This is an open-ended scenario for discussion based on a case from the NSPE Board of Ethical Review. It raises questions about what information is appropriate to include in a promotional letter.
Vesna, an engineer, sent the following letter to various state and local public agencies relevant to her area of practice:
It has come to my attention that your agency has been using the services of engineers who do not carry professional liability (errors and omission) insurance. Such a practice, although not necessarily a violation of policy, is certainly not in the public interest. No one plans on having mistakes, but if a costly error does occur, it is not likely that you can recover losses from the personal or corporate resources of an uninsured consultant.
There are only two reasons a consultant is not covered by professional liability insurance: either that consultant does not care to accept the expense of such coverage, or the consultant in uninsurable because of previous difficulties.

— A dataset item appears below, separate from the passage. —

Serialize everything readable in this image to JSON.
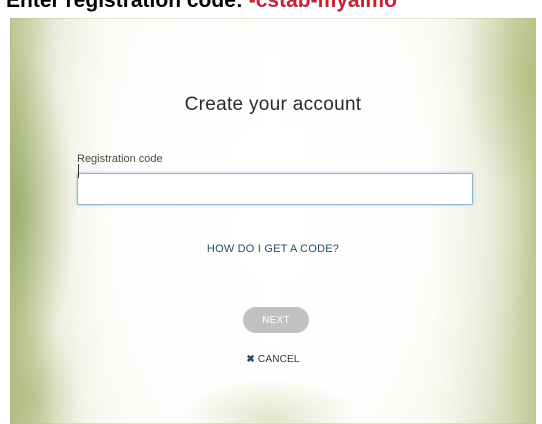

For those in the first category, the premium amounts are three to five percent of gross income. Either these persons are receiving excess profits, or they are billing at lower rates than those of us who carry insurance.
There are several qualified consulting firms in this area who carry adequate liability insurance. My solo practice is covered by $500,000 in general liability and $500,000 in professional liability insurance. In over four years of operation, I have not had a failure or a claim filed against me -- in spite of the fact that much of my work is in high-risk areas.
Doesn't it make sense to go with a winner?
Is Vesna's letter self-promotion or a negative attack on other firms? Why?
How, if at all, does the letter engage in unfair competition? Is there any part of this letter that would be of concern to a professional society?
--adapted from NSPE Case No. 76-7
NSPE Code of Ethics An earlier version may have been used in this case.
Return to Professional Ethics in Engineering Practice: Discussion Cases Based on NSPE BER Cases
This bibliography includes examples of different ways instructors have used case studies to introduce ethical topics to their students and resources for finding cases and incorporating them into the classroom.
In this essay, Dr. Whitbeck outlines an 'agent-centered' approach to learning ethics. The central aim is to prepare students to act wisely and responsibly when faced with moral problems. She provides a number of examples and cases with descriptions of questions and directions for promoting student participation and stimulating thought and discussion.